Covid-19 has been a part of our lives for a long time now. Caused by the virus ‘SARS-CoV-2’, it first appeared in late 2019 and quickly spread around the world. For most people who become infected with Covid-19, symptoms include cough, fever, muscle aches, loss of sense of smell and taste, difficulty breathing, sore throat, feeling tired, and headaches. These symptoms usually get better on their own, within a few days or weeks.
But for some people, especially those living with a chronic condition such as diabetes, hypertension, or heart disease, the symptoms can be much worse. The virus can cause a severe respiratory infection which can make breathing difficult, with some people needing the help of a respirator.
Multiple sclerosis, or MS, is a chronic condition, so you may be worried about the risk that the Covid-19 virus poses to your health. We answer some of the most common concerns people living with MS might have.
People with MS have exactly the same risk of catching Covid-19, and becoming infected with it, as the general population.
However, those who are severely affected by MS, such as those who have difficulty swallowing, who have progressive MS, who are bedbound or are over the age of 60, as well as people with MS and other conditions such as obesity, may be at greater risk of complications from Covid-19.
MS patients who are taking disease modifying drugs to treat their MS, may also be at an increased risk of infection (see below). These medications work to suppress the immune system and can therefore expose you to a slightly higher risk of infection, including Covid-19. However, it is very important that you do not stop taking any medication prescribed for you. Always talk to your doctor or MS nurse if you are concerned about the risk.
Researchers in Italy have been exploring the effects of Covid-19 on MS patients and have found that people with the condition who contracted the virus did not have a worse outcome compared to the general population.
Covid-19, as with many other infections, can sometimes cause a fever. This can temporarily worsen MS symptoms. However, once the infection is cleared, the MS symptoms usually return as before. A severe Covid-19 infection could also potentially trigger a relapse. For these reasons, doctors recommend that people living with MS should take extra precautions to avoid the infection.
Anyone with MS, including those who have received the vaccine, should take extra precautions to protect themselves from Covid-19. Precautionary measures include:
Your caregivers, friends, and family members who you live with, or who regularly visit, must also follow these recommendations.
Most DMDs do not significantly increase the risk of Covid-19 symptoms or the complications associated with the virus. Don’t stop taking any medication that has been prescribed for you and if you have any concerns about the risk, always discuss it with your MS care team.

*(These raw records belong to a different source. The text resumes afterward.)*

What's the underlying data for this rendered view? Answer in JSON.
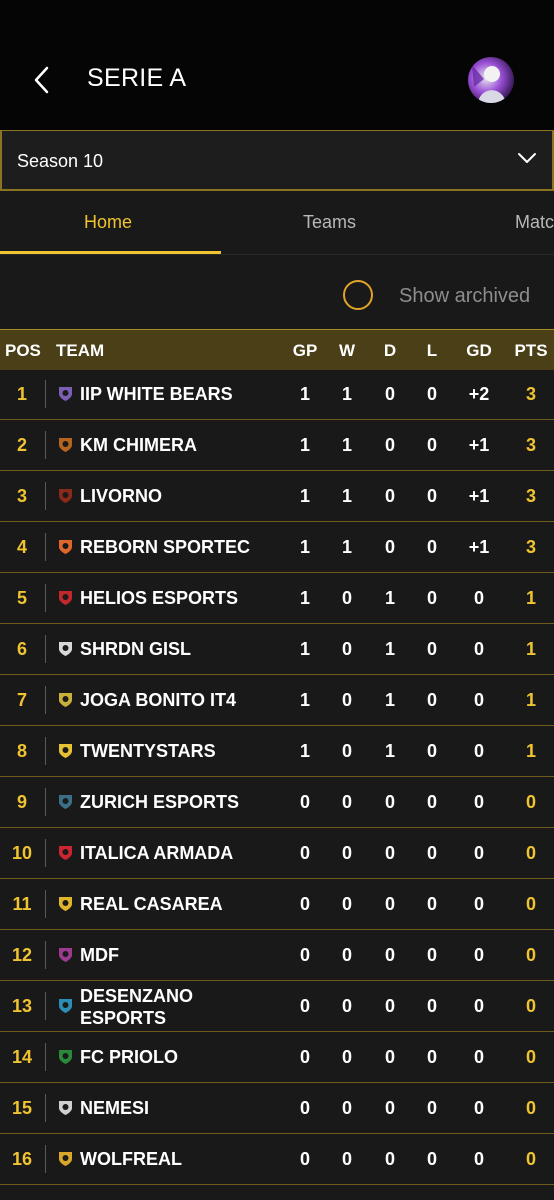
{
  "header": {
    "title": "SERIE A"
  },
  "season": {
    "selected": "Season 10"
  },
  "tabs": [
    {
      "label": "Home",
      "active": true
    },
    {
      "label": "Teams",
      "active": false
    },
    {
      "label": "Matc",
      "active": false
    }
  ],
  "archived": {
    "label": "Show archived",
    "checked": false
  },
  "table": {
    "columns": [
      "POS",
      "TEAM",
      "GP",
      "W",
      "D",
      "L",
      "GD",
      "PTS"
    ],
    "rows": [
      {
        "pos": "1",
        "team": "IIP WHITE BEARS",
        "gp": "1",
        "w": "1",
        "d": "0",
        "l": "0",
        "gd": "+2",
        "pts": "3",
        "logo_color": "#7b5fb4"
      },
      {
        "pos": "2",
        "team": "KM CHIMERA",
        "gp": "1",
        "w": "1",
        "d": "0",
        "l": "0",
        "gd": "+1",
        "pts": "3",
        "logo_color": "#b5651d"
      },
      {
        "pos": "3",
        "team": "LIVORNO",
        "gp": "1",
        "w": "1",
        "d": "0",
        "l": "0",
        "gd": "+1",
        "pts": "3",
        "logo_color": "#8b2a1a"
      },
      {
        "pos": "4",
        "team": "REBORN SPORTEC",
        "gp": "1",
        "w": "1",
        "d": "0",
        "l": "0",
        "gd": "+1",
        "pts": "3",
        "logo_color": "#e0672a"
      },
      {
        "pos": "5",
        "team": "HELIOS ESPORTS",
        "gp": "1",
        "w": "0",
        "d": "1",
        "l": "0",
        "gd": "0",
        "pts": "1",
        "logo_color": "#c0282b"
      },
      {
        "pos": "6",
        "team": "SHRDN GISL",
        "gp": "1",
        "w": "0",
        "d": "1",
        "l": "0",
        "gd": "0",
        "pts": "1",
        "logo_color": "#d8d8d8"
      },
      {
        "pos": "7",
        "team": "JOGA BONITO IT4",
        "gp": "1",
        "w": "0",
        "d": "1",
        "l": "0",
        "gd": "0",
        "pts": "1",
        "logo_color": "#c9b03a"
      },
      {
        "pos": "8",
        "team": "TWENTYSTARS",
        "gp": "1",
        "w": "0",
        "d": "1",
        "l": "0",
        "gd": "0",
        "pts": "1",
        "logo_color": "#e6c234"
      },
      {
        "pos": "9",
        "team": "ZURICH ESPORTS",
        "gp": "0",
        "w": "0",
        "d": "0",
        "l": "0",
        "gd": "0",
        "pts": "0",
        "logo_color": "#3b6f86"
      },
      {
        "pos": "10",
        "team": "ITALICA ARMADA",
        "gp": "0",
        "w": "0",
        "d": "0",
        "l": "0",
        "gd": "0",
        "pts": "0",
        "logo_color": "#cc2530"
      },
      {
        "pos": "11",
        "team": "REAL CASAREA",
        "gp": "0",
        "w": "0",
        "d": "0",
        "l": "0",
        "gd": "0",
        "pts": "0",
        "logo_color": "#e0b52a"
      },
      {
        "pos": "12",
        "team": "MDF",
        "gp": "0",
        "w": "0",
        "d": "0",
        "l": "0",
        "gd": "0",
        "pts": "0",
        "logo_color": "#9b3a8e"
      },
      {
        "pos": "13",
        "team": "DESENZANO ESPORTS",
        "gp": "0",
        "w": "0",
        "d": "0",
        "l": "0",
        "gd": "0",
        "pts": "0",
        "logo_color": "#2b8fb5"
      },
      {
        "pos": "14",
        "team": "FC PRIOLO",
        "gp": "0",
        "w": "0",
        "d": "0",
        "l": "0",
        "gd": "0",
        "pts": "0",
        "logo_color": "#2a8a3a"
      },
      {
        "pos": "15",
        "team": "NEMESI",
        "gp": "0",
        "w": "0",
        "d": "0",
        "l": "0",
        "gd": "0",
        "pts": "0",
        "logo_color": "#d0d0d0"
      },
      {
        "pos": "16",
        "team": "WOLFREAL",
        "gp": "0",
        "w": "0",
        "d": "0",
        "l": "0",
        "gd": "0",
        "pts": "0",
        "logo_color": "#d8a62a"
      }
    ]
  },
  "colors": {
    "accent": "#f0c330",
    "header_bg": "#4b3f17",
    "row_border": "#6f5d1d",
    "background": "#191919"
  },
  "icons": {
    "back": "chevron-left-icon",
    "dropdown": "chevron-down-icon",
    "avatar": "user-avatar"
  }
}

Always contact your MS care team immediately if you have any Covid-19 symptoms. They will always be on hand to talk through any concerns or questions you may have. Don’t stop taking any MS medication you may be prescribed and talk to your doctor about what you should do.
People with MS should receive the Covid-19 vaccine. This includes the Sinopharm, AstraZeneca, and Pfizer vaccines available in the UAE. As none of these vaccines contain a live virus, there is no risk of infection. Research shows that the vaccines are not likely to trigger an MS relapse, or have any impact on long-term disease progression. Common side effects from the vaccine include fever and body aches, which can make MS symptoms temporarily worse.
In general, the risks of COVID-19 far outweigh any potential risks from the vaccine. Based on data from previous studies of other vaccines and DMDs, having the Covid-19 vaccine is safe. It is important that family members of people with MS and anyone they live with should receive the vaccine as well.
Your MS care team are always available to talk to you, should you have concerns about Covid-19, or anything else related to your condition.